New antiviral materials made from sugar have been developed by NCCR Bio-Inspired Materials researchers and colleagues at the Federal Institute of Technology in Lausanne (EPFL), the University of Manchester, and the University of Geneva. They can destroy viruses on contact and may help in the fight against viral outbreaks.
This development from a collaborative team of international scientists including NCCR Principal Investigator Professor Francesco Stellacci (EPFL) and NCCR alum Dr. Samuel Jones (University of Manchester), shows promise for the treatment of herpes simplex (cold sore virus), respiratory syncytial virus, hepatitis C, HIV, and Zika virus to name a few. The team have demonstrated success treating a range of viruses in the lab, from respiratory infections to genital herpes.
‘Virucidal’ substances, such as bleach, are typically capable of destroying viruses on contact but are extremely toxic to humans and so cannot be taken or applied to the human body without causing severe harm. Developing virucides from sugar has allowed for the development of an antiviral drug, which destroys viruses while remaining non-toxic to humans.

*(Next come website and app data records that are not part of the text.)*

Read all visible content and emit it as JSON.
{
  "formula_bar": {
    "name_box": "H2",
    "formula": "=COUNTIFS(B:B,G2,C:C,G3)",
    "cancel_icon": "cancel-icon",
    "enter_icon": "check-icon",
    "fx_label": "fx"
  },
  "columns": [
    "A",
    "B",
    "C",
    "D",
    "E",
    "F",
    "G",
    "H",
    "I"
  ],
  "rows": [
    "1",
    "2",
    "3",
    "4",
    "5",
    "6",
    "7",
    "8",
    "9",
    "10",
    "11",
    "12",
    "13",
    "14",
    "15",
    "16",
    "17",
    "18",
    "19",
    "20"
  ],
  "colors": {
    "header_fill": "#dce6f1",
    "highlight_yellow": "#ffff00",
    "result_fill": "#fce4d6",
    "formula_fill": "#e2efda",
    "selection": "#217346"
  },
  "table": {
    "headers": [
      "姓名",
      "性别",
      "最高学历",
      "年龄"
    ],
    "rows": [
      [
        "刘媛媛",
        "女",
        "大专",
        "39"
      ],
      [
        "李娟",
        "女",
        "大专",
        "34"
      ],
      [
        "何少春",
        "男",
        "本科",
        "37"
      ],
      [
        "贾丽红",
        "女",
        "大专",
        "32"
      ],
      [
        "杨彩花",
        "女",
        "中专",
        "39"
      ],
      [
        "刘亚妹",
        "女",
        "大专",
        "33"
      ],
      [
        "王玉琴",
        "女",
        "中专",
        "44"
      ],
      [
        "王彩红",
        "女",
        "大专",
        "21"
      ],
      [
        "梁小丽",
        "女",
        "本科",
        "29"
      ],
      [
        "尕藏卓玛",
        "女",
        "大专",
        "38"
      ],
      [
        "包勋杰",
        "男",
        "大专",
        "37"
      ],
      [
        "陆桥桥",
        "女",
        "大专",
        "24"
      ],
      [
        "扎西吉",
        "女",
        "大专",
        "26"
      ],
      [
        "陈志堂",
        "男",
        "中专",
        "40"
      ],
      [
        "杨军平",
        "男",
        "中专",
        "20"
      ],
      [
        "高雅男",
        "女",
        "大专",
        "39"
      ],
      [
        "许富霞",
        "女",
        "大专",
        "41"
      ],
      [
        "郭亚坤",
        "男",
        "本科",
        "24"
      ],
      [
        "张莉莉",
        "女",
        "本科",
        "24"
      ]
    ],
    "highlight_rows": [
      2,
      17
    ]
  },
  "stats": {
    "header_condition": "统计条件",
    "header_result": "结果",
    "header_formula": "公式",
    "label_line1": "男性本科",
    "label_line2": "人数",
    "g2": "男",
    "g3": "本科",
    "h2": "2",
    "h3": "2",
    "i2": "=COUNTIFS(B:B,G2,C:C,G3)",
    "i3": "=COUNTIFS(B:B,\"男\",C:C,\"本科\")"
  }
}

Current antiviral drugs work by inhibiting virus growth, but they are not always reliable as viruses can mutate and become resistant to these treatments. Using modified sugar molecules, the team demonstrated that the outer shell of a virus can be disrupted, thereby destroying the infectious particles on contact, as opposed to simply restricting its growth. This new approach has also been shown to be effective against drug resistance.
The research published in the journal Science Advances shows that the team successfully engineered new modified molecules using natural glucose derivatives, known as cyclodextrins. The molecules attract viruses before breaking them down on contact, destroying the virus and fighting the infection.
According to the researchers, their development of a new powerful molecule able to work against very different viruses, one of the first to ever show broad-spectrum efficacy, gives it the potential to be a game changer in treating viral infections. The molecule has been patented, and a spinoff company is being set up. With further testing the treatment could find a use in creams, ointments and nasal sprays or other similar treatments for viral infections. This new material can work to break down multiple viruses, enabling cost-effective treatments even for resistant viruses. Although at an early stage of development, the broad-spectrum activity of this compound could also be effective against emerging viruses.
Original EPFL press release: Unique new antiviral treatment made using sugar
Journal article: Jones, S. T. et al. Modified cyclodextrins as broad-spectrum antivirals. Science Advances 6, eaax9318 (2020) [open access]